Did you know your dental practice LLC can be taxed 4 different ways?

For example, taxes. In an asset sale, one of the steps that the seller and purchaser need to agree on is the allocation of the purchase price among assets. That’s because they’ll both need to file Form 8594 with the IRS listing the allocation. Here’s the problem: the buyer will want to allocate a greater share to tangible assets, which he or she can either depreciate over five to seven years, or take a Section179 expense in the year of purchase. The seller, on the other hand, will want to allocate a greater portion of the purchase price to intangibles such as goodwill, which are taxed at more favorable capital gains rates.(1) This creates a conflict. How does one fairly represent both sides of a transaction with fundamentally adverse interests?

What about covenants not to compete? When you buy a practice, you don’t want the seller to hang up a shingle across the street and continue to practice, taking all of your recently acquired patients with him. A purchase agreement should therefore include a restrictive covenant prohibiting the seller from competing with the buyer after the sale.

In order to be enforceable, non-competes must be “reasonable” in time and geographic scope, but there’s a fair amount of space in the realm of reasonable.
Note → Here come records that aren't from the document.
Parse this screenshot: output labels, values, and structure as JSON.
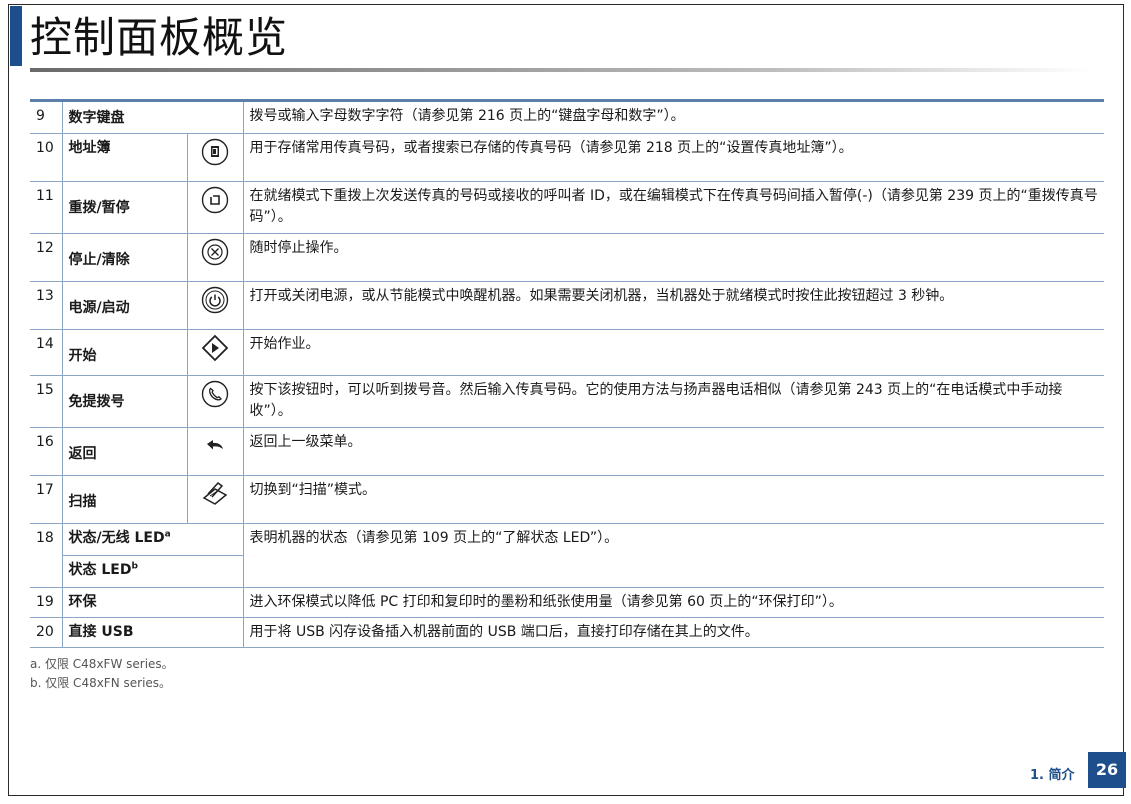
{
  "page": {
    "title": "控制面板概览",
    "section": "1. 简介",
    "number": "26"
  },
  "rows": [
    {
      "num": "9",
      "name": "数字键盘",
      "desc": "拨号或输入字母数字字符（请参见第 216 页上的“键盘字母和数字”）。"
    },
    {
      "num": "10",
      "name": "地址簿",
      "icon": "address-book-icon",
      "desc": "用于存储常用传真号码，或者搜索已存储的传真号码（请参见第 218 页上的“设置传真地址簿”）。"
    },
    {
      "num": "11",
      "name": "重拨/暂停",
      "icon": "redial-pause-icon",
      "desc": "在就绪模式下重拨上次发送传真的号码或接收的呼叫者 ID，或在编辑模式下在传真号码间插入暂停(-)（请参见第 239 页上的“重拨传真号码”）。"
    },
    {
      "num": "12",
      "name": "停止/清除",
      "icon": "stop-clear-icon",
      "desc": "随时停止操作。"
    },
    {
      "num": "13",
      "name": "电源/启动",
      "icon": "power-icon",
      "desc": "打开或关闭电源，或从节能模式中唤醒机器。如果需要关闭机器，当机器处于就绪模式时按住此按钮超过 3 秒钟。"
    },
    {
      "num": "14",
      "name": "开始",
      "icon": "start-icon",
      "desc": "开始作业。"
    },
    {
      "num": "15",
      "name": "免提拨号",
      "icon": "on-hook-dial-icon",
      "desc": "按下该按钮时，可以听到拨号音。然后输入传真号码。它的使用方法与扬声器电话相似（请参见第 243 页上的“在电话模式中手动接收”）。"
    },
    {
      "num": "16",
      "name": "返回",
      "icon": "back-icon",
      "desc": "返回上一级菜单。"
    },
    {
      "num": "17",
      "name": "扫描",
      "icon": "scan-icon",
      "desc": "切换到“扫描”模式。"
    },
    {
      "num": "18",
      "name_a": "状态/无线 LED",
      "sup_a": "a",
      "name_b": "状态 LED",
      "sup_b": "b",
      "desc": "表明机器的状态（请参见第 109 页上的“了解状态 LED”）。"
    },
    {
      "num": "19",
      "name": "环保",
      "desc": "进入环保模式以降低 PC 打印和复印时的墨粉和纸张使用量（请参见第 60 页上的“环保打印”）。"
    },
    {
      "num": "20",
      "name": "直接 USB",
      "desc": "用于将 USB 闪存设备插入机器前面的 USB 端口后，直接打印存储在其上的文件。"
    }
  ],
  "footnotes": {
    "a": "a. 仅限 C48xFW series。",
    "b": "b. 仅限 C48xFN series。"
  },
  "colors": {
    "accent": "#1f4e8c",
    "rule": "#8aa6c4"
  }
}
Should the non-compete be narrow or broad? Should it be aggressive or generous? What’s good for one party will necessarily be bad for the other party; how do you balance those interests? What’s more, how should you determine the reasonable amount of monetary penalties for violating the non-compete?

Fundamentally adverse relationships in some aspects of practice sales are inescapable. This will be true even when the two dentists in the transaction get along well, have worked together for years, and want only the best for their patients. When two parties’ interests are fundamentally adverse, there’s no way for a single party to fairly represent both sides of the transaction. Because of this, for an attorney it is considered a violation of the ethical rules that govern the legal profession to simultaneously represent clients whose interests are fundamentally adverse to each other, even if both parties are willing to consent.

The American Bar Association’s Rules of Professional Conduct, which govern the ethics and professional responsibilities of attorneys,(2) state, “A lawyer may not represent multiple parties to a negotiation whose interests are fundamentally antagonistic to each other.”(3) If you have an attorney who is offering to handle both sides of a practice sale, the person is either unfamiliar with the Rules of Professional Conduct, which is bad, or the person is familiar with the rules and does not mind violating them, which is worse.

One last point: if you should never use a single attorney for both sides of a transaction, why would you use a single accountant or practice broker? Those unavoidable conflicts don’t go away just because your advisor doesn’t have a law degree.

For the most current practice management headlines, click here.

For the most current dental headlines, click here.

Allen Reece regularly counsels dentists in a variety of personal and professional matters, including the formation of corporations and limited liability companies, shareholder and buy-sell agreements, practice valuation and purchase agreements for practice acquisitions and sales, real estate acquisitions and sales and lease agreements, employment documents, non-compete/nondisclosure agreements, asset protection planning, estate planning, and other significant business transactions that dentists face during their career. Mr. Reece has a JD from the University of Michigan Law School and is an attorney with Frank & Kraft P.C.

1. Except for covenants not to compete, which are taxed as ordinary income.
2. All 50 states plus the District of Columbia and the Virgin Islands have adopted the ABA Model Rules of Professional Conduct, the last being Maine in 2009.
3. See Comment 28 to Rule 1.7 Conflict Of Interest: Current Clients (2016). In American Bar Association, Center for Professional Responsibility, Model Rules of Professional Conduct.